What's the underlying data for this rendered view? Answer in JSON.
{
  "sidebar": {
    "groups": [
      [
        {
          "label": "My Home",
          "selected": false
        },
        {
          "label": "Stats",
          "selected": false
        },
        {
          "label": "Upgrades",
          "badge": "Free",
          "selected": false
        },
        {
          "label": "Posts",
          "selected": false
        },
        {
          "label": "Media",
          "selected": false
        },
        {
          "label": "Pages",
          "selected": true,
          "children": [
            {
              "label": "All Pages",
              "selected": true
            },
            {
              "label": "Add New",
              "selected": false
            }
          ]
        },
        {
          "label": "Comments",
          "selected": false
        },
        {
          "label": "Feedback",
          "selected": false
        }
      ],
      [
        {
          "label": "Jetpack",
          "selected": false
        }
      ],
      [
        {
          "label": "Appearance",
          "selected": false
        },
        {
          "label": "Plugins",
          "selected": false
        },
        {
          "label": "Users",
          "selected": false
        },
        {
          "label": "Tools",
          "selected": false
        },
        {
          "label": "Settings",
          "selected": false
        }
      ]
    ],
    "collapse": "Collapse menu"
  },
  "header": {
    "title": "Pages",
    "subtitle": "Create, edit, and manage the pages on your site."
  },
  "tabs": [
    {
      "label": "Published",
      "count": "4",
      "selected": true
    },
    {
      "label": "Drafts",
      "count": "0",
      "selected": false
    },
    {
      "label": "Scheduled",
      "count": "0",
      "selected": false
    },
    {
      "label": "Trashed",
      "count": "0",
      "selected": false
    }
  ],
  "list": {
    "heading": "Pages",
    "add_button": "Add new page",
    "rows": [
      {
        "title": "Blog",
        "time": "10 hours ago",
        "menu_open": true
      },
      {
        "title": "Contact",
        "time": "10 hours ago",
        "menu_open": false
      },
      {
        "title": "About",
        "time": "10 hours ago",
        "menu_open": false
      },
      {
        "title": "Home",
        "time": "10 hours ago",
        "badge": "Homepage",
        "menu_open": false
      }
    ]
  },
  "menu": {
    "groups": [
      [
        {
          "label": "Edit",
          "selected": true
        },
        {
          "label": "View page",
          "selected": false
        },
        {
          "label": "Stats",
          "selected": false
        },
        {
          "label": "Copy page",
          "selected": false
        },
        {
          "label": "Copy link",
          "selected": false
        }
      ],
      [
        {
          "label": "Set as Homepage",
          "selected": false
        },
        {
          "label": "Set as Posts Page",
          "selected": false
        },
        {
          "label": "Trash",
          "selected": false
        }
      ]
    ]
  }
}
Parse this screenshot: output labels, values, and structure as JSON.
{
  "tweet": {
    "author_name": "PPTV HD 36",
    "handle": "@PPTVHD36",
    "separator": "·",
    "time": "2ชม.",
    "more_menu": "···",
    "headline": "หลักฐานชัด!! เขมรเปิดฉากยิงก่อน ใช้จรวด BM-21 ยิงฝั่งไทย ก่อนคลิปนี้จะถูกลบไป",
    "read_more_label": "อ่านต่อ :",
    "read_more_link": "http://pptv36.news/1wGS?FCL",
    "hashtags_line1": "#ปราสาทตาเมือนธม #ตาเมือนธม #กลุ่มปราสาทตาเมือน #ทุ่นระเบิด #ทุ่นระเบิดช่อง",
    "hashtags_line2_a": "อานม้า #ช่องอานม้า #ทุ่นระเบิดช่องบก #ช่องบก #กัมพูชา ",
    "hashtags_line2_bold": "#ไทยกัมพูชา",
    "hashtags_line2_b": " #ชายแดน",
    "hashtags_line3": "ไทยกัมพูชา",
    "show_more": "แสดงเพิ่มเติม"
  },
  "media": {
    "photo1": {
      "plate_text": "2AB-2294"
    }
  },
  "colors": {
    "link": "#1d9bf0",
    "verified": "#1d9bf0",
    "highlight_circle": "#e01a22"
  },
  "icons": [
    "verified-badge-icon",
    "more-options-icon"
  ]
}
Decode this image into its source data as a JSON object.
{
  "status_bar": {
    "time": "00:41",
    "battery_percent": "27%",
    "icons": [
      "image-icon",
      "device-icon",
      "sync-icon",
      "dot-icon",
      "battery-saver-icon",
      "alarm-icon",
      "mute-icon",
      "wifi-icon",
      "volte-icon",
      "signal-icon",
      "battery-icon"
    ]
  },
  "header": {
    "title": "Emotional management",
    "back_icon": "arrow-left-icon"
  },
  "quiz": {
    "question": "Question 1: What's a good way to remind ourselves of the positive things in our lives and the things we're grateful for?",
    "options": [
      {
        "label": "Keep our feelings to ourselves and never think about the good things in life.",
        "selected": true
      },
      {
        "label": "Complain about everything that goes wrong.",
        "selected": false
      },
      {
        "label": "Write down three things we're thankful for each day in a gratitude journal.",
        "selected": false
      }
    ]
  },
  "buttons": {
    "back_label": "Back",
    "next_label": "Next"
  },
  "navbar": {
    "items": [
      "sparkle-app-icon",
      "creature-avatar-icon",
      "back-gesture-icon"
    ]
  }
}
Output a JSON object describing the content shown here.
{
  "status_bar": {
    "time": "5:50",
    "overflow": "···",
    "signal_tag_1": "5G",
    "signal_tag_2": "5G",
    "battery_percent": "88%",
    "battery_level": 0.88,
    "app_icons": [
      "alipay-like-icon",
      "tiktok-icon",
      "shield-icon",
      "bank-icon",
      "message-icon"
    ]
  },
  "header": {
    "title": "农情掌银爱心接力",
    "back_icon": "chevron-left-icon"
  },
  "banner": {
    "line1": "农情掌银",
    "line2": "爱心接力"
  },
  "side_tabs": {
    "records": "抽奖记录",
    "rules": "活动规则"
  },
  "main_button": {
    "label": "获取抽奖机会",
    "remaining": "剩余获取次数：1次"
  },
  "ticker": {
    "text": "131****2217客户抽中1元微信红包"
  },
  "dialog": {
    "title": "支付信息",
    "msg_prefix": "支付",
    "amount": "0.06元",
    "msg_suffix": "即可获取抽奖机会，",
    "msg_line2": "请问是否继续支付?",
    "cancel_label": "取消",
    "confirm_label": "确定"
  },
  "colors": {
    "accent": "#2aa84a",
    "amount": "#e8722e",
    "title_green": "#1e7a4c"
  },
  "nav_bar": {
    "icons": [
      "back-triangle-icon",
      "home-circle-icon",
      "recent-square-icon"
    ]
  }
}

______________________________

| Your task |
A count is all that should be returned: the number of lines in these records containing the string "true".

| Worked solution |
6